[ACTIVITY]
Whenever a line of the entries below holds the string "name", copy that line and return it.

[SUPPLIED ENTRIES]
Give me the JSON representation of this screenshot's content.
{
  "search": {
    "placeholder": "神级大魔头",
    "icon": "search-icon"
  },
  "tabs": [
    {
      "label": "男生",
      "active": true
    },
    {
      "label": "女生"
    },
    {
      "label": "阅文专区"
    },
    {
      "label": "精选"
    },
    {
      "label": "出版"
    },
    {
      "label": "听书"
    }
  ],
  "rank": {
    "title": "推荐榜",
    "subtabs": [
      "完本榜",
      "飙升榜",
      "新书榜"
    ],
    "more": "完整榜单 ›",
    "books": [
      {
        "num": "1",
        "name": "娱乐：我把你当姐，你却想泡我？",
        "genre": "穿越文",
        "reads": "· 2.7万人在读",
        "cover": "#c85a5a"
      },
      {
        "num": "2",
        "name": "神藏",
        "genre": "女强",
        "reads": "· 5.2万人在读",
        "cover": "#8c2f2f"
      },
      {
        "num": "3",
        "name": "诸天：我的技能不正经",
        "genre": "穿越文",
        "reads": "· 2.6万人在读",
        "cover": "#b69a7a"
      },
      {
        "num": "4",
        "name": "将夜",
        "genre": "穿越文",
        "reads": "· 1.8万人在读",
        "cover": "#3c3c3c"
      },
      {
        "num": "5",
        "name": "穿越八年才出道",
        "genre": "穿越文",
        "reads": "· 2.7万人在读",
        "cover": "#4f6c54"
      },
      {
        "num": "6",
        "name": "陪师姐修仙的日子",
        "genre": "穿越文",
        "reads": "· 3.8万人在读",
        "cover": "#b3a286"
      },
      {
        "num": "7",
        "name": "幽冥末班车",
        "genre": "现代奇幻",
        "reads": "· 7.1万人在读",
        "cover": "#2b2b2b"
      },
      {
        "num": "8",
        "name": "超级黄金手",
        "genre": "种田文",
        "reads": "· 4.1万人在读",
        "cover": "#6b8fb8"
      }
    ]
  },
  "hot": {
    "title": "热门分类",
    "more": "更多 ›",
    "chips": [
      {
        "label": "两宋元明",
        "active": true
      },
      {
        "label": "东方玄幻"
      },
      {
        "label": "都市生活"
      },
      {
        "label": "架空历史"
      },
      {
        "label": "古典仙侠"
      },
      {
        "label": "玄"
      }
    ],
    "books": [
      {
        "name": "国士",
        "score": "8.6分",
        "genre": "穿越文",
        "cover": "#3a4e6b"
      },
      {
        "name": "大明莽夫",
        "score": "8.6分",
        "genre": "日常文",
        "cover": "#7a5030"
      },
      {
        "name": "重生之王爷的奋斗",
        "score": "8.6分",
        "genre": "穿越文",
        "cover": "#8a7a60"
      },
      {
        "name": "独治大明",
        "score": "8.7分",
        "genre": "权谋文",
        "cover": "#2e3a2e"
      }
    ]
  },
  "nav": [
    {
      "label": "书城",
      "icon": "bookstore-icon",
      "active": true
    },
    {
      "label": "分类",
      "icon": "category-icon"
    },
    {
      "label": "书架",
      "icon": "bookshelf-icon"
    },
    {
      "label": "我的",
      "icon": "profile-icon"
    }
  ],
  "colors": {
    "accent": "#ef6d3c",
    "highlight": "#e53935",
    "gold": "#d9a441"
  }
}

[SOLUTION TO THE PROBLEM]
        "name": "娱乐：我把你当姐，你却想泡我？",
        "name": "神藏",
        "name": "诸天：我的技能不正经",
        "name": "将夜",
        "name": "穿越八年才出道",
        "name": "陪师姐修仙的日子",
        "name": "幽冥末班车",
        "name": "超级黄金手",
        "name": "国士",
        "name": "大明莽夫",
        "name": "重生之王爷的奋斗",
        "name": "独治大明",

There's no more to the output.